This picture shows a surface hardness scratch on a three-point bend- ing sample after test.

nature. An important segregation of copper was observed in alloy 206 which was not found to be overly det- rimental to the tensile properties. Since the increase of the use of aluminum castings from the 1970s, the bulk of structural castings have been produced in Al-Si-Mg alloys (A356, 357), whether poured in sand or in permanent mold. Until recently, high pressure diecast (HPDC) parts could not compete in this field because of the brittleness caused by the high iron content of the alloys used and the dif- ficulty in heat treating or welding these

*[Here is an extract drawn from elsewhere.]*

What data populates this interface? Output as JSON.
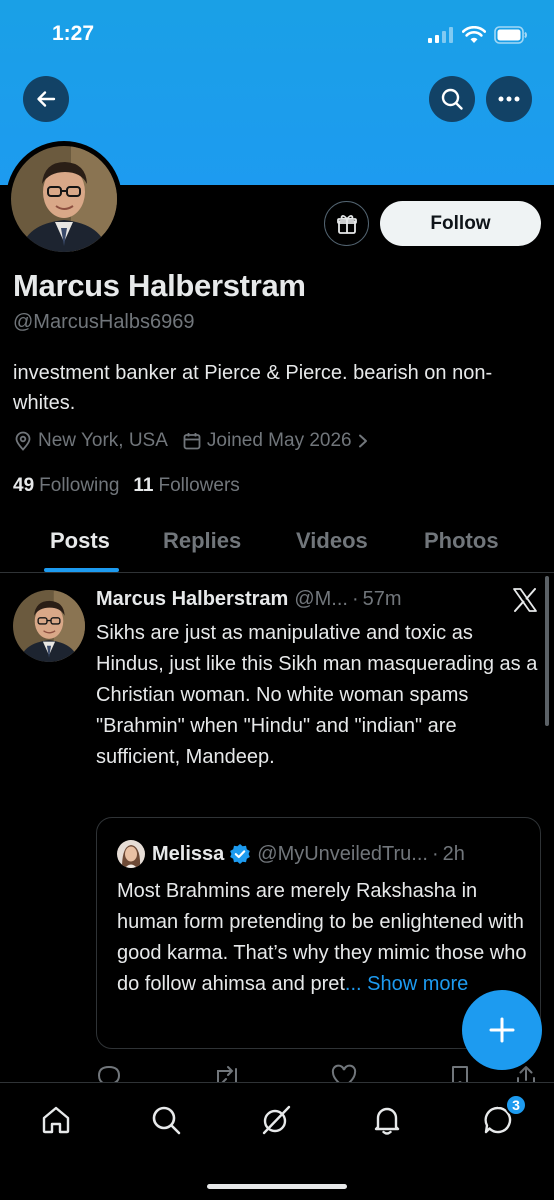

parts due to their high porosity content. Since the mid-1990s, the development of low iron HPDC alloys, along with the high-pressure vacuum die cast- ing, high ductility castings can be produced by the high-pres- sure process which can match the strength and ductility or permanent mold cast parts. On the other hand, despite their outstanding mechanical properties, aluminum-copper alloys of the 2xx series are still seldom used. Te reason is their susceptibility to hot tearing,

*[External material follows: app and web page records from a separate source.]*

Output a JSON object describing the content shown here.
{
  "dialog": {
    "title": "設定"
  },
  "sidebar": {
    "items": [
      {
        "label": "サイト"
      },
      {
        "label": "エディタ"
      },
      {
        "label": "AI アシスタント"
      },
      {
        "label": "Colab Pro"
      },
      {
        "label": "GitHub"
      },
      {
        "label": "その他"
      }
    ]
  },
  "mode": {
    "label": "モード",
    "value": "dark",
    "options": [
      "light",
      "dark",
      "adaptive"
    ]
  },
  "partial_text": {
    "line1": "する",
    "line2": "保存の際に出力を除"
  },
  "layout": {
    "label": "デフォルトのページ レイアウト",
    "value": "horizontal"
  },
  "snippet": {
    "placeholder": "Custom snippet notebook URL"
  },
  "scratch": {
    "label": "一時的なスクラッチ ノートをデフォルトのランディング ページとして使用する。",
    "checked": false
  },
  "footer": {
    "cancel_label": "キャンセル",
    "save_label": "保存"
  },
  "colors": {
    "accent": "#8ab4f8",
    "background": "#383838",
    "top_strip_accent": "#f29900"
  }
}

the segregation of copper, and their sensitivity to stress corrosion cracking. However, the question arises: is the prevalence of Al-Si-Mg alloys due to a tradition established over the years rather than to a rational balance be- tween the expected difficulties in pour- ing Al-Cu alloys and the far superior mechanical properties they provide? In sand casting, exceptionally strong, sound Al-Cu castings can be rou- tinely obtained through current “good foundry practices” by implementing process control tools readily available. Depending on the casting geometry, in the T4 condition, the important inter- nal stresses generated during quench- ing might make dimensional accuracy problematic as distortion is bound to occur at each machining passes. Tis can be alleviated by practicing a stress relief treatment (T43 per ASTM B917) consisting in heating the T4 casting for one hour at 320F (160C). Caution should be taken to not overdo this treatment as it might make the casting vulnerable to stress corrosion. For structural castings where weight

This is an aluminum 206-T4 housing substituting for ferritic ductile iron.

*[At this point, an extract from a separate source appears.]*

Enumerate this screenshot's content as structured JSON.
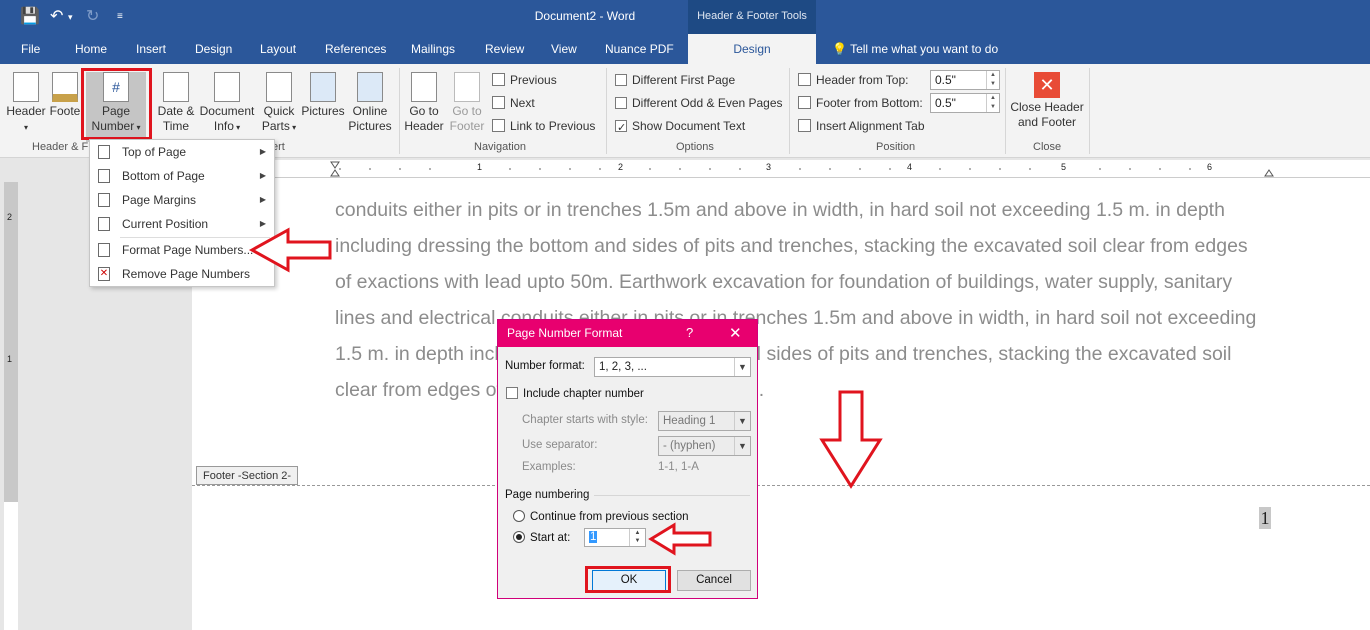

gains are important, aluminum 206 can substitute for ductile iron. Alloy 206 is always used in a heat-treated condi- tion, the T4 (solutionized, quenched and naturally aged) being preferred when ducility and endurance are sought, rather than tensile strength. Te T7 condition is obtained by aging the T4 casting for five hours at 374F (190C), resulting in an increased tensile strength to the detriment of elongation. Typically, aging a T4 treated 206 casting to a T7 temper in- creases its yield strength by 60% while dividing its elongation by 3. Tis T7

May 2017 MODERN CASTING | 49

Page 1  |  Page 2  |  Page 3  |  Page 4  |  Page 5  |  Page 6  |  Page 7  |  Page 8  |  Page 9  |  Page 10  |  Page 11  |  Page 12  |  Page 13  |  Page 14  |  Page 15  |  Page 16  |  Page 17  |  Page 18  |  Page 19  |  Page 20  |  Page 21  |  Page 22  |  Page 23  |  Page 24  |  Page 25  |  Page 26  |  Page 27  |  Page 28  |  Page 29  |  Page 30  |  Page 31  |  Page 32  |  Page 33  |  Page 34  |  Page 35  |  Page 36  |  Page 37  |  Page 38  |  Page 39  |  Page 40  |  Page 41  |  Page 42  |  Page 43  |  Page 44  |  Page 45  |  Page 46  |  Page 47  |  Page 48  |  Page 49  |  Page 50  |  Page 51  |  Page 52  |  Page 53  |  Page 54  |  Page 55  |  Page 56  |  Page 57  |  Page 58  |  Page 59  |  Page 60  |  Page 61  |  Page 62  |  Page 63  |  Page 64  |  Page 65  |  Page 66  |  Page 67  |  Page 68